The Beckman Institute Graduate Student Seminar Series presents the work of outstanding graduate students working in Beckman research groups. The seminars begin at Noon in Beckman Institute Room 1005 and are open to the public. Lunch will be served.
Force-Driven Chemistry: How to Achieve Mechanochemical Activation in Bulk Linear Polymers
Traditionally, chemical reactions are driven by thermal, chemical, or electrical potential. By linking force-sensitive chemical species (mechanophores) into polymer backbones, mechanical deformation can be used drive a chemical reaction. Mechanophores have been developed with potential as damage sensing, self-healing, and self-reinforcing materials. This work is intended to determine the solid-state conditions which promote mechanochemical reactions in various polymer and mechanophore systems. The predominant mechanophore studied, spiropyran (SP), reacts under force to a merocyanine (MC) form, accompanied by the emergence of a fluorescence signal. A combined mechanical and optical set-up was used to measure SP activation in situ. By testing with a variety of loading conditions and polymer mechanical properties, we shed light on the role of stress, strain and polymer mobility in mechanochemical reactions. Current work is focused on applying these findings to achieve activation of emerging mechanophore chemistries.
Biography: Brett Beiermann received his undergraduate degree in Materials Science and Engineering in 2008 from the University of Illinois at Urbana-Champaign. He is currently a fourth-year graduate student working with Professor Nancy Sottos' research group in Materials Science and Engineering and has contributed multiple patent disclosures and journal publications related to self-healing materials.
Low-Power Switching of Phase-Change Materials with Carbon Nanotube Electrodes
Phase change materials (PCMs) are promising candidates for future data storage and reconfigurable electronics; however high programming currents have so far presented a challenge to realize ultra-low power operation. In this work, we enable control of PCM bits using single-wall carbon nanotubes (CNT), which represent the ultimate nanoscale electrodes; this reduces programming currents to the 1-10 μA range, up to two orders of magnitude below present state-of-the-art. I first created nanogaps (20 to 300 nm) in the middle of CNTs via electrical breakdown. Then I sputter-deposited a 10-nm film of amorphous GST to cover the device and fill the nanogaps (Fig. 1). This forms PCM devices with CNT electrodes and extremely small bit volumes, of the order of just a few hundreds of cubic nanometers. The CNT electrodes are very effective in addressing nanometer scale PCM bits, and thus the programming current and energy are scaled down significantly. This is confirmed by electrical characterization showing amorphous-to-crystalline switching at ~1 μA and ~3 V (Fig. 1). Reversible switching is obtained using pulsed voltages, with crystalline-to-amorphous transitions at <5 μA and <100 fJ per bit, approximately two orders of magnitude lower than existing state-of-the-art PCM devices.

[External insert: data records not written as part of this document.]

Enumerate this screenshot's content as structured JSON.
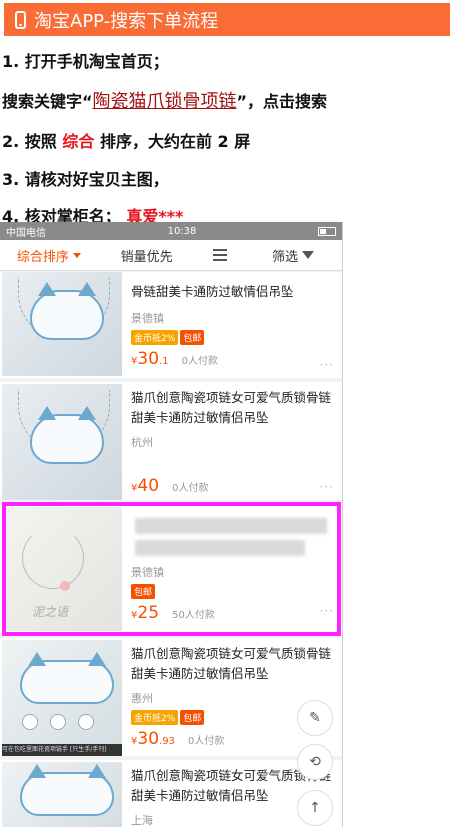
{
  "doc": {
    "header_title": "淘宝APP-搜索下单流程",
    "step1": "1. 打开手机淘宝首页；",
    "step2_prefix": "搜索关键字“",
    "step2_keyword": "陶瓷猫爪锁骨项链",
    "step2_suffix": "”，点击搜索",
    "step3_prefix": "2. 按照",
    "step3_highlight": "综合",
    "step3_suffix": "排序，大约在前 2 屏",
    "step4": "3. 请核对好宝贝主图，",
    "step5_prefix": "4. 核对掌柜名；",
    "step5_highlight": "真爱***"
  },
  "status": {
    "carrier": "中国电信",
    "time": "10:38"
  },
  "sort_tabs": [
    {
      "label": "综合排序"
    },
    {
      "label": "销量优先"
    },
    {
      "label": ""
    },
    {
      "label": "筛选"
    }
  ],
  "items": [
    {
      "title": "骨链甜美卡通防过敏情侣吊坠",
      "location": "景德镇",
      "coin": "金币抵2%",
      "mail": "包邮",
      "price_int": "30",
      "price_dec": ".1",
      "paid": "0人付款"
    },
    {
      "title": "猫爪创意陶瓷项链女可爱气质锁骨链甜美卡通防过敏情侣吊坠",
      "location": "杭州",
      "price_int": "40",
      "paid": "0人付款"
    },
    {
      "location": "景德镇",
      "mail": "包邮",
      "price_int": "25",
      "paid": "50人付款",
      "img_text": "泥之语"
    },
    {
      "title": "猫爪创意陶瓷项链女可爱气质锁骨链甜美卡通防过敏情侣吊坠",
      "location": "惠州",
      "coin": "金币抵2%",
      "mail": "包邮",
      "price_int": "30",
      "price_dec": ".93",
      "paid": "0人付款",
      "img_caption": "可在包吃里面花瓷项链手 [只生手/手刊]"
    },
    {
      "title": "猫爪创意陶瓷项链女可爱气质锁骨链甜美卡通防过敏情侣吊坠",
      "location": "上海"
    }
  ],
  "currency": "¥",
  "more": "···",
  "colors": {
    "accent": "#f55000",
    "highlight_box": "#ff24ff",
    "header_bg": "#f96c35"
  }
}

Biography: Feng Xiong received his undergraduate degree in Electrical Engineering from the National University of Singapore, where he graduated with First Class Honors in 2008. He has completed his Masters in Electrical and Computer Engineering at the University of Illinois at Urbana-Champaign and is currently working with Prof. Eric Pop on Ultra-low power phase change memory with carbon nanotube interconnects. He has received several awards during his tenure at UIUC, including the Beckman Institute Graduate Fellowship.
Uncertainty Quantification in Microsystems
Microfabrication technologies are highly prone to process variations which cause the performance of a device to significantly deviate from the specifications that it was designed for. This makes it imperative to take these variations or uncertainties in account when designing robust microsystems. In this talk, we look at various numerical tools for representing uncertainties and quantifying their effect on specific design metrics. These tools augment traditional design methods by placing them in a larger framework to simulate the effect of variations in device parameters with speed and accuracy. This process involves using experimental data to generate stochastic models, which are then efficiently propagated through the system. The final statistics of the output metrics provide an estimate of the amount of variation expected in the actual device. We consider examples of simple micromechanical switches that integrate electrostatic and electrothermal actuation. Stochastic models are estimated from measurements of device parameters like stiffness and thermal conductivity as well as the inter-electrode gap. These data-driven estimates are then applied to numerical models of the devices and statistics are computed for the output displacement of the actuators. We show how the results predicted by the models accurately reproduce experimentally observed values.
Biography: Aravind Alwan is a graduate student in Mechanical Engineering at the University of Illinois, Urbana-Champaign. He received his B. Tech degree in Engineering Physics at the Indian Institute of Technology, Delhi and his MS in Mechanical Engineering from UIUC. He is currently pursuing his doctoral studies with a focus on uncertainty quantification in microsystems. His research interests include numerical simulation of microsystems, stochastic modeling and developing propagation methods to perform uncertainty quantification in these systems. He is a recipient of the CSE Fellowship awarded by the Department of Computational Science and Engineering, UIUC and the Summer Undergraduate Research Award from IIT Delhi.